The UK detected 76,807 new Covid infections in the past 24 hours, a 54% drop on the 176,191 cases detected two weeks ago as the record-breaking Omicron wave appears to have spiked.
The UK reported a further 297 people died within 28 days of a positive Covid test on Saturday, 3% up on the 287 deaths reported last Saturday. Over 177,000 people in the UK have Covid on their death certificate, according to the Office for National Statistics, the seventh highest tally in the world.
It comes after the health secretary, Sajid Javid, reiterated his message the UK is “learning to live with” Covid. Javid confirmed steps on Wednesday to axe virtually all Covid restrictions in England despite warnings from senior NHS figures it could provoke a resurgent wave.
Javid said: “Our exceptional vaccine rollout means the number of people severely affected by Covid-19 is low, and the UK’s innovation and research has discovered life-saving treatments for those most at risk.”
Ahead of the deadline for England’s NHS workers to be vaccinated or lose their jobs on 1 April, Dr Nikki Kanani, deputy lead for the NHS Covid vaccination programme, said it’s the “duty” of staff to protect patients. Kanani’s comments were made amid protests against mandatory vaccines in London on Saturday.
Meanwhile, the UK Health Security Agency (UKHSA) has designated the Omicron offshoot known as BA.2, which has a potentially higher growth rate, a “variant under investigation” – but virologists have said there’s no immediate cause for concern.
The UKHSA’s decision comes as cases of BA.2 climb internationally. Infections from the BA.2 offshoot remain low in the UK but now make up almost half of Omicron cases in Denmark.
The UK has sequenced 426 cases of Omicron BA.2, the UKHSA said on Friday, with the agency investigating the significance of its viral mutations. Early indications suggest an “increased growth rate” than the already highly mutated Omicron BA.1 variant but there’s a “low level of certainty” without further analysis.
UKHSA did not designate BA.2 a “variant of concern,” the highest rank of risk. The UK’s first confirmed case was confirmed by genome sequencing on 6 December.
“So far, there is insufficient evidence to determine whether BA.2 causes more severe illness than Omicron BA.1, but data is limited and UKHSA continues to investigate,” Meera Chand, Covid-19 incident director at UKHSA, said in a statement on Friday.

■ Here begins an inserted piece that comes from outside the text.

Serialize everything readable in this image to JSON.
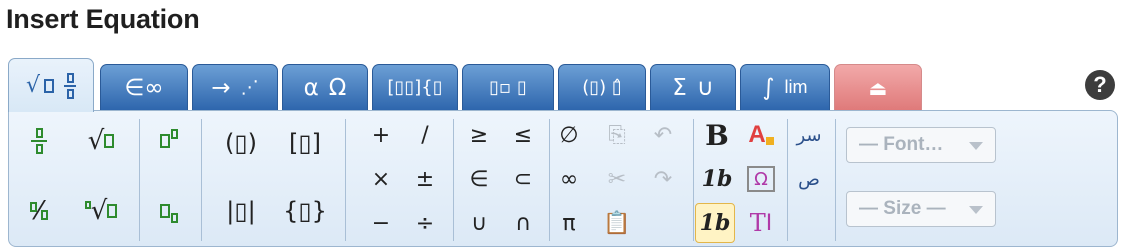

Chand said it’s natural for viruses to evolve and mutate and the pandemic will continue to see new variants emerge, adding: “Case rates remain high throughout the UK and we must remain vigilant and take up vaccinations. We should all continue to test regularly with LFDs and take a PCR test if symptoms develop.”
London has detected 146 BA.2 cases and south-east England has confirmed 97. In total, 8,040 sequences of the Omicron offshoot have been uploaded to the international GISAID database from 40 countries.
“Initial analysis shows no differences in hospitalisations for BA.2 compared to BA.1,” Denmark’s Statens Serum Institut said on Thursday. The institute added tests on vaccine efficacy are ongoing but “it is expected that vaccines also have an effect against severe illness upon BA.2 infection”.
Tom Peacock, a virologist at Imperial College, said in a Twitter thread, as countries near or pass their Omicron BA.1 peaks: “I would be very surprised if BA.2 caused a second wave at this point.”
Other countries to confirm more than 100 BA.2 samples include India (530), Singapore (127) and Sweden (181).
Addressing BA.2, Javid said: “Thanks to our world-leading surveillance system we can rapidly detect and carefully monitor any genetic changes to Covid-19.”